(Excerpts from an interface dataset)
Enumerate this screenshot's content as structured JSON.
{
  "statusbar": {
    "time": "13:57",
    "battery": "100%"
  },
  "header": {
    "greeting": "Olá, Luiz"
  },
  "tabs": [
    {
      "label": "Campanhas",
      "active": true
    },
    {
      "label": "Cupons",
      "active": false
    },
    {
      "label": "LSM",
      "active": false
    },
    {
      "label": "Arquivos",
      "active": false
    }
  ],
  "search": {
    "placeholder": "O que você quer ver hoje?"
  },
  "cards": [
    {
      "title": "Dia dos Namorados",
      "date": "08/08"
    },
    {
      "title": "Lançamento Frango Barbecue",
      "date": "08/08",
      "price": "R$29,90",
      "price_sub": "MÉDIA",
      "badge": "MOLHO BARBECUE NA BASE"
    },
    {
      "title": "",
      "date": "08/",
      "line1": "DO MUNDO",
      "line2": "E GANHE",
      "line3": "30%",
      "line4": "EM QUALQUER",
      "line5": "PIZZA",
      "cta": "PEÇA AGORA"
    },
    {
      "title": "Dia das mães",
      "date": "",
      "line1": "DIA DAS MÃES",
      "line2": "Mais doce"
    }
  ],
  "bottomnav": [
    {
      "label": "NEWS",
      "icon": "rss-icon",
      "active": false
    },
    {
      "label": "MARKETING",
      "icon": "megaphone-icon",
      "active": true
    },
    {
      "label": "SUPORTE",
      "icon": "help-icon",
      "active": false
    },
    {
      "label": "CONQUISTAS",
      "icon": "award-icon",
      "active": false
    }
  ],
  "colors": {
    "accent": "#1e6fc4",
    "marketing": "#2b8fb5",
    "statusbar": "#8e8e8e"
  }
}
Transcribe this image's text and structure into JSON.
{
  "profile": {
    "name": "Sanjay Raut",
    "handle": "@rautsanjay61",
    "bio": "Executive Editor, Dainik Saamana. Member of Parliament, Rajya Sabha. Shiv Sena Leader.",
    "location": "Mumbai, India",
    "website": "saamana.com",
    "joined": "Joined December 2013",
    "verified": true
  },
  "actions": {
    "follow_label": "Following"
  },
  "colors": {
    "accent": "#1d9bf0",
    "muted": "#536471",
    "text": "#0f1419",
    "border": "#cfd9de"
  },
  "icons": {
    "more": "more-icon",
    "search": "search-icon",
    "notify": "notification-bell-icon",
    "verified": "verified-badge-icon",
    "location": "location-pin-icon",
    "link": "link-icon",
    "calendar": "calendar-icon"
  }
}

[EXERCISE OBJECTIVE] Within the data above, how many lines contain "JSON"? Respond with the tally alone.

[EXERCISE RESULT] 2